The game, which is adapted from a well-regarded PC version and costs $5 in the App Store, puts you in control of a tiny blue organism, a mote, which you direct around the screen, growing in size as you absorb the smaller blobs around you. Of course, all sorts of challenges, including bigger motes trying to absorb you, complicate that mission.
But what's really special about Osmos is the experience of controlling that game play. Tapping behind your mote scoots him around the screen, predictably, but at any time you can pinch to zoom in or out, allowing you to navigate a tight passage or survey the level at a distance. Additionally, you can swipe with one finger to alter time-drag left and all the motes slow to a crawl, drag right and they shoot around like bouncy balls. Different speeds and levels of zoom have situations in which they're uniquely useful, and these elegant controls are the perfect complement to the game's polished visuals.

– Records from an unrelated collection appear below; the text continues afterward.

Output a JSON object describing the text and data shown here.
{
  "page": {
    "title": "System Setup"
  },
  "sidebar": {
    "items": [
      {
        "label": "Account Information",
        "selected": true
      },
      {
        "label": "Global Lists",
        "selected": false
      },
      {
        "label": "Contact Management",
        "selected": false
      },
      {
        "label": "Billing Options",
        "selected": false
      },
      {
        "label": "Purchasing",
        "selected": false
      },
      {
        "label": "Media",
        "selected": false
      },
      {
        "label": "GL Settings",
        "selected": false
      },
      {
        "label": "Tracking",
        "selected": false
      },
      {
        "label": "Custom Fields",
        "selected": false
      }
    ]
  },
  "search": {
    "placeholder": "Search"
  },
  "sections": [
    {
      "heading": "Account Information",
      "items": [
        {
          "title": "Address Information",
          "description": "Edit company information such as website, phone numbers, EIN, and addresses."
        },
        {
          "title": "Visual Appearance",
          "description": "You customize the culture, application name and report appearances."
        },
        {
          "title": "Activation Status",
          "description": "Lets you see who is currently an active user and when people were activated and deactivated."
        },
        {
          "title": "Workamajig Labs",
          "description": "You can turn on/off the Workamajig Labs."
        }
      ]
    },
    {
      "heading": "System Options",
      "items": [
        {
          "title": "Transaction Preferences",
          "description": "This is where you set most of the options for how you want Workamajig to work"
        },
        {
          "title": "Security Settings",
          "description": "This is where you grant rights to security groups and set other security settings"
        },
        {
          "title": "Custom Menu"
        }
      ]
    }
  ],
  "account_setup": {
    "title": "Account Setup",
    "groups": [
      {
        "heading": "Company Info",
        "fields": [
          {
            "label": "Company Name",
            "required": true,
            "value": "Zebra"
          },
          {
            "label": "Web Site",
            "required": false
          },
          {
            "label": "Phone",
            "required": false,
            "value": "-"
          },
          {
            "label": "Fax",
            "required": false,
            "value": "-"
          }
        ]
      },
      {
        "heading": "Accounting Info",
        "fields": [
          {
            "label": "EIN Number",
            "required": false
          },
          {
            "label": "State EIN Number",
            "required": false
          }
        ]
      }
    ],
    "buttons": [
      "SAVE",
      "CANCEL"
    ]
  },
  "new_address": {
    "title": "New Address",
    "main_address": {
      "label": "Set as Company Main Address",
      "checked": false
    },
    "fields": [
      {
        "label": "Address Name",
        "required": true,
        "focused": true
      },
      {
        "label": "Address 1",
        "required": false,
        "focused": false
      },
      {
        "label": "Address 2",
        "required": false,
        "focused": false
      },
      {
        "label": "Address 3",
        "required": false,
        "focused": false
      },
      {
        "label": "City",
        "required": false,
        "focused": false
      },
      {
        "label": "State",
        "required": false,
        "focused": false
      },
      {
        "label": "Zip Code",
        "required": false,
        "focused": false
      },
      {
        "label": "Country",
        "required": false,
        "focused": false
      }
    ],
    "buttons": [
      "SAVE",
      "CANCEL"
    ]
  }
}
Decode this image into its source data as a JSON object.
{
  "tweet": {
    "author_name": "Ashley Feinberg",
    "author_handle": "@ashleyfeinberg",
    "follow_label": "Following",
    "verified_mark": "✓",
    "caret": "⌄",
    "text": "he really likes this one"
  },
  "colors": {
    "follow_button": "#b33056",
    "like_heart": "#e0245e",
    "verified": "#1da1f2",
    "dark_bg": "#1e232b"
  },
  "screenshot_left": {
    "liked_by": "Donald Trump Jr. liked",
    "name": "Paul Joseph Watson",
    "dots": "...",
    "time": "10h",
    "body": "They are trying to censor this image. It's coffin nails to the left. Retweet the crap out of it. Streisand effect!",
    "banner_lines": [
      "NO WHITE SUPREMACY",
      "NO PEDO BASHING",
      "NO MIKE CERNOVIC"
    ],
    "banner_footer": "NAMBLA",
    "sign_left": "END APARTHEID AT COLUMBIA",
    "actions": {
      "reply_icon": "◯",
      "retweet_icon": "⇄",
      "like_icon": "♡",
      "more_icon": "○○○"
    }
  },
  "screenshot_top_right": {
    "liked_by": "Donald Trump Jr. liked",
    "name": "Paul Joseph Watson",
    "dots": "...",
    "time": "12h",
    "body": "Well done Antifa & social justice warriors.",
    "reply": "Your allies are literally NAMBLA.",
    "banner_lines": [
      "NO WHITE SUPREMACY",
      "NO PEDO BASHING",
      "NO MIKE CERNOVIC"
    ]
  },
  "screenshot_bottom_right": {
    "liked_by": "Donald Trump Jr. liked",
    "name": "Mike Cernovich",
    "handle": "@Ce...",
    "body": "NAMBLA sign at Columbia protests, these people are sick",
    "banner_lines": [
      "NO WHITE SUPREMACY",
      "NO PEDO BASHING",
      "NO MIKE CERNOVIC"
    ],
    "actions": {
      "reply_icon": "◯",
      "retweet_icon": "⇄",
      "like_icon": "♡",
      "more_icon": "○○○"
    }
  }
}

Night Browser: Who would've thought that the iPad's lowest brightness setting could sometimes be WAY TOO BRIGHT. Night Browser adds another layer of darkness on top of your browser, allowing you to surf the web after hours without blasting your eyeballs or disturbing who or whatever might be laying next to you. It could be a pet! $1
Droptext: Droptext isn't nearly as pretty as Dropbox's official app, but it has one simple feature that makes it worthwhile: the ability to edit text files. If you're a frequent mobile Dropbox user and have started at documents in frustration knowing you can't make a little edit here or there, this could well be worth the $1. Also works on the iPhone
Monkey Island 2 Special Edition: The Monkey Island (sequel) you know and love, gorgeously redone for the iPad. Jesus, resident Monkey Island expert, says it's nearly perfect, with great graphics and excellent controls. If you're still not convinced, he'll be telling you all about it very soon. $10
StreamToMe: LifeHacker's new Handbrake profiles for iPad make encoding videos a snap, but most of the time I skip that step all together and just stream stuff directly from my computer, and StreamToMe's my favorite app for the job (other people like AirVideo). Anyway, StreamToMe just got a whole lot better with a recent update: A new, split-pane interface lets you browse your computer's files while you're playing one back on your iPad, and the app now lets you play a folder of items in succession. Share your iTunes folder on your computer and stream a full album right to your iPad. $3 Also works on the iPhone
Sure, Samurai is just a game, but it's a clear example of how cool the iPad could be. Why?
It's not the beautiful graphics-a combination of hand drawn ink drawings with cartoon-rendered three-dimensional models in a 3D world. It's not the effective animation and the special effects-especially the blood splattering. And it's not the touch control, which just requires point and click to move your warrior, and slash your finger to attack the enemy.
No, it's none of those factors alone but the combination of all of them with this thin touchscreen computer. On another platform, Samurai would be a nice game. On the iPad, it's a nice game which is really extra fun just because of the way you interact with it and look directly into it. Even the comic book story line, which you can read between stages, feels perfect in the iPad (like the Marvel and DC comic apps show).
PerfectScore: OK, yes, this is kind of a dumb app, but for $1, I have a pretty high tolerance for dumb, especially when it's both dumb and fun. PerfectScore gives you big 'ole numbers for rating stuff, just like they do at the Olympics! Better yet, is that it can automatically average scores of nearby devices, if you have a whole panel of iPad-wielding judges. Handstand contests and cannonball competitions will never be the same again. $1 Also works on the iPhone